Check out other opinions at "This Is For Your Own Good," or post your own by clicking on "comments" or "post a comment" below.

Jeffrey L. Seglin, author of The Right Thing: Conscience, Profit and Personal Responsibility in Today's Business and The Good, the Bad, and Your Business: Choosing Right When Ethical Dilemmas Pull You Apart, is an associate professor at Emerson College in Boston, where he teaches writing and ethics. He is also the administrator of The Right Thing, a Web log focused on ethical issues.

Do you have ethical questions that you need answered? Send them to or to "The Right Thing," The New York Times Syndicate, 500 Seventh Avenue, 8th floor, New York, NY 10018. Please remember to tell me who you are, where you're from, as well as where you read the column.

c.2008 The New York Times Syndicate (Distributed by The New York Times Syndicate)

1 comment:

Anonymous said...


I still don't understand the "Bush lied, kids died!" thing.

Bush specifically said in a speech, "The British government has learned that Sadaam Hussein recently sought large quantities of uranium in Africa." That's what British Intelligence reported to him.

And then former charge d'affaires in Baghdad in 1990 Joseph Wilson came out with his denunciation:

"I spent the next eight days [in Niger] drinking sweet mint tea and meeting with dozens of people: current government officials, former government officials, people associated with the country's uranium business. It did not take long to conclude that it was highly doubtful that any such transaction had ever taken place."

Excuse me, but Bush used the word "sought," not "bought." Even though they share five letters, and in the same sequence no less, they do have different meanings.

And I see a distinction between Africa and Niger. It is undisputed that Iraq did send delegations to Africa where, I assume, they were not seeking oil or native trinkets.

And as I recall, before the Iraqi invasion the major news media was cautioning against it because it was feared Sadaam would use gas, biological weapons or both against our troops. Does anyone dispute the fact he gassed tens of thousands of Kurds and had 300,000 of his own people executed? Aren't gas and biological weapons also considered WMDs?
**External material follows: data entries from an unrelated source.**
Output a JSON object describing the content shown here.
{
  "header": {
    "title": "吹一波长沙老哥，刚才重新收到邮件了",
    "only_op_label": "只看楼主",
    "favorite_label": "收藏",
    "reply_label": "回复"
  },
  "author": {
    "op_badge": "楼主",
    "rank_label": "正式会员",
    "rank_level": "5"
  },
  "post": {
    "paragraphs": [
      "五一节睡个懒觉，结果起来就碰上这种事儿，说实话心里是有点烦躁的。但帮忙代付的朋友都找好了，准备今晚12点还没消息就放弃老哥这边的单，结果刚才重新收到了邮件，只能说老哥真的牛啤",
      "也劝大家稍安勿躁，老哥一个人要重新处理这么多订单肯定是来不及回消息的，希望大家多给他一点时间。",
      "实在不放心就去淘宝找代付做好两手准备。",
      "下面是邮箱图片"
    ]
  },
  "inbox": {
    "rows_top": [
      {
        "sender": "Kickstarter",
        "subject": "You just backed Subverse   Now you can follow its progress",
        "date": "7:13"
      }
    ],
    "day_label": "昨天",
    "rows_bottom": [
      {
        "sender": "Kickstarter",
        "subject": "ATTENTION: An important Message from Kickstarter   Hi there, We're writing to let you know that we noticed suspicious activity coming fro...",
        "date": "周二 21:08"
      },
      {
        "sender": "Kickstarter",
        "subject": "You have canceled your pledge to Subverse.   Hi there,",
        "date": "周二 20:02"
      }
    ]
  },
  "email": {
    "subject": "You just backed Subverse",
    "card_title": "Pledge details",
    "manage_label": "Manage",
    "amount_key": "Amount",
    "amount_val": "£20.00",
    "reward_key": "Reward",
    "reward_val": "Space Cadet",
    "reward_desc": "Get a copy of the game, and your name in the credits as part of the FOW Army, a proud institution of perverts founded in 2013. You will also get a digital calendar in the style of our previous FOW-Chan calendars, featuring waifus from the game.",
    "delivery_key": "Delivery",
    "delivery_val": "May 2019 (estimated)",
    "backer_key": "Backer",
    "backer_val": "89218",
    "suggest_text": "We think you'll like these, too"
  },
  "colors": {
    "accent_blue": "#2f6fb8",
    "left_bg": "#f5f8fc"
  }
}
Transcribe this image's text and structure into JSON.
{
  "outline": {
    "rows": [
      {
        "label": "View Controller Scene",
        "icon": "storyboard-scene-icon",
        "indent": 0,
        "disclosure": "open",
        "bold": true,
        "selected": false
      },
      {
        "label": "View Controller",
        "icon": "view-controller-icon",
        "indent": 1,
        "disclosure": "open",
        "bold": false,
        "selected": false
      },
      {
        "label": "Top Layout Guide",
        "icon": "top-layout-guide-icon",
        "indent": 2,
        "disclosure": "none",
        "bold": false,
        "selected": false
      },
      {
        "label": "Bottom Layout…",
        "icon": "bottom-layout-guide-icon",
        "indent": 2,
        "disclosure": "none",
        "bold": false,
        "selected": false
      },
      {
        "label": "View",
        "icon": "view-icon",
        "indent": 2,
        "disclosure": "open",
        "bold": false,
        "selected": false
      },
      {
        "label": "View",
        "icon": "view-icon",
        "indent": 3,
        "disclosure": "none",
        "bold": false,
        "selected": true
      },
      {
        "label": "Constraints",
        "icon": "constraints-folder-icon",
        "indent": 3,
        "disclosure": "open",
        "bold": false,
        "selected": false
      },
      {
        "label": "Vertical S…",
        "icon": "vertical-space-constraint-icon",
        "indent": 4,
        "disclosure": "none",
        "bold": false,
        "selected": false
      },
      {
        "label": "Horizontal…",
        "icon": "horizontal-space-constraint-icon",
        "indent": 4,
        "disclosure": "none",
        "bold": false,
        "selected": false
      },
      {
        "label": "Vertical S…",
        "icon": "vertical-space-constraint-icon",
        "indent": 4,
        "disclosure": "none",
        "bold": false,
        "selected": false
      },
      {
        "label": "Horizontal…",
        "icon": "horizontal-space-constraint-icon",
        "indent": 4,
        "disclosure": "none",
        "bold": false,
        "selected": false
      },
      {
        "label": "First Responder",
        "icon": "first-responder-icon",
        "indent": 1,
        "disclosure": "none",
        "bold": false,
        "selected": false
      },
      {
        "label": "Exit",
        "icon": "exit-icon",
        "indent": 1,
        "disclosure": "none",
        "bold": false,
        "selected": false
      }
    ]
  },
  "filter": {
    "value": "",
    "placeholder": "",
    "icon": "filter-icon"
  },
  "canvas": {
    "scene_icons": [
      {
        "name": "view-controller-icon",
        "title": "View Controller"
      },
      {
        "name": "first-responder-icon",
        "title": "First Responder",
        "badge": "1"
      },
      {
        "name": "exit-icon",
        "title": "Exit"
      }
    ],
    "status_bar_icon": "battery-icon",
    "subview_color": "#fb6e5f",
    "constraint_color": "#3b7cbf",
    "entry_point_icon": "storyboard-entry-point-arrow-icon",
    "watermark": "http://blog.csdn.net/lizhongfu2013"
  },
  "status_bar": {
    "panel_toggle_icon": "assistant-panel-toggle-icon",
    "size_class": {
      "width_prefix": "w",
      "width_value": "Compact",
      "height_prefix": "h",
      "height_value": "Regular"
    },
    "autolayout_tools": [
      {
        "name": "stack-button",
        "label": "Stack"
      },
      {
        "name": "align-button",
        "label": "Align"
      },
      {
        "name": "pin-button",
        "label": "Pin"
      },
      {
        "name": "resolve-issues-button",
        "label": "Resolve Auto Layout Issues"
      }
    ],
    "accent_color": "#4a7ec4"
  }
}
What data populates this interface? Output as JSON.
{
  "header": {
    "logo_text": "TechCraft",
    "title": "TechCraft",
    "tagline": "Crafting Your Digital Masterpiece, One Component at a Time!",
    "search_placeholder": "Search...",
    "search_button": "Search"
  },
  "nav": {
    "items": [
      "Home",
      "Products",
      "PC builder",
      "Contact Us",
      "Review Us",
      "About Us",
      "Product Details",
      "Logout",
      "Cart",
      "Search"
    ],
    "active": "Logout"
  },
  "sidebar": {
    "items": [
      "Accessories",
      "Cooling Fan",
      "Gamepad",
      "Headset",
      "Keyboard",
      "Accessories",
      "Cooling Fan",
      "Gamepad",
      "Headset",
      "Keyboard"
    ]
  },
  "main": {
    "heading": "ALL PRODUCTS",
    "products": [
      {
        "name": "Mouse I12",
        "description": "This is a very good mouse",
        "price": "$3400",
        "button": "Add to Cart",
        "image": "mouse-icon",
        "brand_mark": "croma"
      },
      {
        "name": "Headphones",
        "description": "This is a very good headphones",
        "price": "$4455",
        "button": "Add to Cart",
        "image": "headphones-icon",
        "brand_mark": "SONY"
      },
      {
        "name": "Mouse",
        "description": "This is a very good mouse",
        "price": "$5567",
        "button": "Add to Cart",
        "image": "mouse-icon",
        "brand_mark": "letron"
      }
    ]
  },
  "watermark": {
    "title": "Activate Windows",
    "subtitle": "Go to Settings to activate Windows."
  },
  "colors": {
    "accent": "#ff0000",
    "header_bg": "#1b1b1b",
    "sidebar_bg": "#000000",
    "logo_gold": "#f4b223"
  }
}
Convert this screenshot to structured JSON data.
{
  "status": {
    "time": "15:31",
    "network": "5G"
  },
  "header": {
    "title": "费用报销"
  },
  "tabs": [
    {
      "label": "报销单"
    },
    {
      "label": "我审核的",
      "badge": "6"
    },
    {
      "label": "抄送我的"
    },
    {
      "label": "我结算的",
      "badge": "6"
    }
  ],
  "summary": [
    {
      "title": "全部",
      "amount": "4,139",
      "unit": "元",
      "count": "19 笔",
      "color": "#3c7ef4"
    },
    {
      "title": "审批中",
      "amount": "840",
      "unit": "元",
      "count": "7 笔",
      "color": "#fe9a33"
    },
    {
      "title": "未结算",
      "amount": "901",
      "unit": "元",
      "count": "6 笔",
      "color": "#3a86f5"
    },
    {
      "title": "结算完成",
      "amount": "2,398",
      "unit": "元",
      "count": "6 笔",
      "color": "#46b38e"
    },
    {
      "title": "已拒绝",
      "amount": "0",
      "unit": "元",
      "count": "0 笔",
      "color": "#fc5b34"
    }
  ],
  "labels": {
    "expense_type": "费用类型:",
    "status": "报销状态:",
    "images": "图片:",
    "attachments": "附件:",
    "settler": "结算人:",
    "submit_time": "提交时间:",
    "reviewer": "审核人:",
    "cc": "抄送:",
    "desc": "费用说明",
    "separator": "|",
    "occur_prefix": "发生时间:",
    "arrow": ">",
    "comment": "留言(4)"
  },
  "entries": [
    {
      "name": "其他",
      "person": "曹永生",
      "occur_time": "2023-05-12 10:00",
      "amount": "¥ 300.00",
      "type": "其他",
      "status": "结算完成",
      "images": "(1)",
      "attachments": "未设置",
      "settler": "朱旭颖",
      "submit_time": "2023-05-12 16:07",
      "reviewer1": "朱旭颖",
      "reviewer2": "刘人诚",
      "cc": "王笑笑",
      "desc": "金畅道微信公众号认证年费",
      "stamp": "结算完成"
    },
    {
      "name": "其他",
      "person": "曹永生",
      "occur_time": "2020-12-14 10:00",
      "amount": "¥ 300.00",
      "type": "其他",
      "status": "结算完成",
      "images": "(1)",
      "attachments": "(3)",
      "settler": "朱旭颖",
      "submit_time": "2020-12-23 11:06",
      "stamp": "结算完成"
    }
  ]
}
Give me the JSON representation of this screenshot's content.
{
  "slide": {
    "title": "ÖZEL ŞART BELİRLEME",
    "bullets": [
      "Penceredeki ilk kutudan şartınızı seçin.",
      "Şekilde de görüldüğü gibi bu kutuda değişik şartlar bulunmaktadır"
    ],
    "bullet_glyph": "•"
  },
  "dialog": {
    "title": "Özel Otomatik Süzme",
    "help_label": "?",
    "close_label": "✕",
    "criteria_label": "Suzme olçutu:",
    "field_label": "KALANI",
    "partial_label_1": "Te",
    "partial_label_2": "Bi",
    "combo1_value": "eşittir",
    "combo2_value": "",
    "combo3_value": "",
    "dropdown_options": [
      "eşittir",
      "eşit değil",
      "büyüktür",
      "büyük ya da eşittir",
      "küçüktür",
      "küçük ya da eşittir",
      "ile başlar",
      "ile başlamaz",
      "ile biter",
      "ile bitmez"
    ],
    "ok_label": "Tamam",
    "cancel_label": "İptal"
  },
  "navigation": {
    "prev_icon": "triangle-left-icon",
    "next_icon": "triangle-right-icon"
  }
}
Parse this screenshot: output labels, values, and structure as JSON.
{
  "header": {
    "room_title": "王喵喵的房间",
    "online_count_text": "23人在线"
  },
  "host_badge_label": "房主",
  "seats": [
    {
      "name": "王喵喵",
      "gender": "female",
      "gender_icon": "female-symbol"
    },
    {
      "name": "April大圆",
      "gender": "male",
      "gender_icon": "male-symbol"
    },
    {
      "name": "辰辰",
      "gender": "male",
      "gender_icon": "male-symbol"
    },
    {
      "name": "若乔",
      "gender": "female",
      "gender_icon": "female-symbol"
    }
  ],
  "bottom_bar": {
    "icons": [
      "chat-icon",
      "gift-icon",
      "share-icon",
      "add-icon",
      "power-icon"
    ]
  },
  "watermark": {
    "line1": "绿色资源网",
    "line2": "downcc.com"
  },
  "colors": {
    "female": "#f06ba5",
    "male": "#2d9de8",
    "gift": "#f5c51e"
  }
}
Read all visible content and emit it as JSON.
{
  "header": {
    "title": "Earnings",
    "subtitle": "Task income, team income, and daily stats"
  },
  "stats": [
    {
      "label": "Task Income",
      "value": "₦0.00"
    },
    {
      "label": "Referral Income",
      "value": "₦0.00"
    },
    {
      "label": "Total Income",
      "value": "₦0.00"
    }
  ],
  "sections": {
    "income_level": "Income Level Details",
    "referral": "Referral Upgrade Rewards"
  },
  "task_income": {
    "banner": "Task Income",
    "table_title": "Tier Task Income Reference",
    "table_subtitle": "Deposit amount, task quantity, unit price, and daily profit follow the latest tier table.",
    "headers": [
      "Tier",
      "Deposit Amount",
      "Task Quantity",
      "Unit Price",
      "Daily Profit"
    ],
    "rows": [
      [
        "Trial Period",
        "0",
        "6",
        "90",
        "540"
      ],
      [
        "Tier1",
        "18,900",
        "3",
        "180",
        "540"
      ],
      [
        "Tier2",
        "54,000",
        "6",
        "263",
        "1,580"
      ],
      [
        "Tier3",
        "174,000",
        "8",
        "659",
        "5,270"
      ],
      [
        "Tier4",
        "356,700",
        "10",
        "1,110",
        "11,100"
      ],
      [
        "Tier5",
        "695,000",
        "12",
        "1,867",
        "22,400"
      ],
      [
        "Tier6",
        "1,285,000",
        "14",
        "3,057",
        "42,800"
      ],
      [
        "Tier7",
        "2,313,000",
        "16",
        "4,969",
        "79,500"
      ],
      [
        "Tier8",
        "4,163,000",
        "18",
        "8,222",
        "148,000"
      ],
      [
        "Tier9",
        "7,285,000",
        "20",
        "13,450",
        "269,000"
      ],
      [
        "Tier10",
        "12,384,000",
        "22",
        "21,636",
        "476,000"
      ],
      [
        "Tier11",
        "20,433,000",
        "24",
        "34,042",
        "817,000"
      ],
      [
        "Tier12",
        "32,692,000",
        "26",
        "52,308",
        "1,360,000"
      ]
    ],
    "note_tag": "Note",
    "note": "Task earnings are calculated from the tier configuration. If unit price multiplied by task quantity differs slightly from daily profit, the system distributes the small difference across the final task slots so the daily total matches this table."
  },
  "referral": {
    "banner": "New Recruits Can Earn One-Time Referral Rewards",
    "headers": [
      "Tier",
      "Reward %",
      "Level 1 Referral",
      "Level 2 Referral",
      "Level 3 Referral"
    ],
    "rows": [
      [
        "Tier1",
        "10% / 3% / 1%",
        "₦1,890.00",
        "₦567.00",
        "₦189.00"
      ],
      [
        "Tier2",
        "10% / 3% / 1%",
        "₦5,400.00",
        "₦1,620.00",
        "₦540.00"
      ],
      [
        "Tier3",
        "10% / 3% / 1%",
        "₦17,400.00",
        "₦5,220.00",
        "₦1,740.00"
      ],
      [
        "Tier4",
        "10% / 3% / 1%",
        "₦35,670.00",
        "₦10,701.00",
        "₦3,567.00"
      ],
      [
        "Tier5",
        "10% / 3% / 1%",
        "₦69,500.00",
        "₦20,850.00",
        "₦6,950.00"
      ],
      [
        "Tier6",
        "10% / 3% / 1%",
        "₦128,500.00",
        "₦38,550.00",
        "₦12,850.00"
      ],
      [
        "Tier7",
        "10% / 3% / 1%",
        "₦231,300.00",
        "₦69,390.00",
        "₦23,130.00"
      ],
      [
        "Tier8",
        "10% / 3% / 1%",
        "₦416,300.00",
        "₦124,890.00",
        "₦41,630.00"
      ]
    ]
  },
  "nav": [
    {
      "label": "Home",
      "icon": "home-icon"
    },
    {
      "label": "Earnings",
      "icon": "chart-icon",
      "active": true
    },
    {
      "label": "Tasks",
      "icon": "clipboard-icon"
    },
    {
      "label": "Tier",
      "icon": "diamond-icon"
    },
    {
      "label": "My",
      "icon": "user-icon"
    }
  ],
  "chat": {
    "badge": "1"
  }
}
And wasn't Bush I (i.e. Bush the First) criticized for not pushing on into Iraq after forcing Sadaam's occupying troops out of Kuwait?
I don't know about you, but I have this gut feeling that Sadaam was not a very nice person and shouldn't have become the dictator in the first place.

It's the same strange feeling that leads me to believe that organized crime is behind the Mafia. But that could just be due to an overactive imagination.

The same people who want us out of Iraq now want us to intervene in Dafur for no other reason then to stop the genocide there. I guess that means it was okay for Sadaam to kill Kurds by the tens of thousands but not for the government in Suden to kill tens of thousands of Dafurians. Or whatever they're called.

Next thing you know people will be criticizing FDR for invading Normandy in June 1944 without the "consensus" of both Germany and France. He could have at least asked if June 6th would be clear on their calendars. It was summer and they might have had vacation plans.

Hello! Are there any intelligent life forms out there?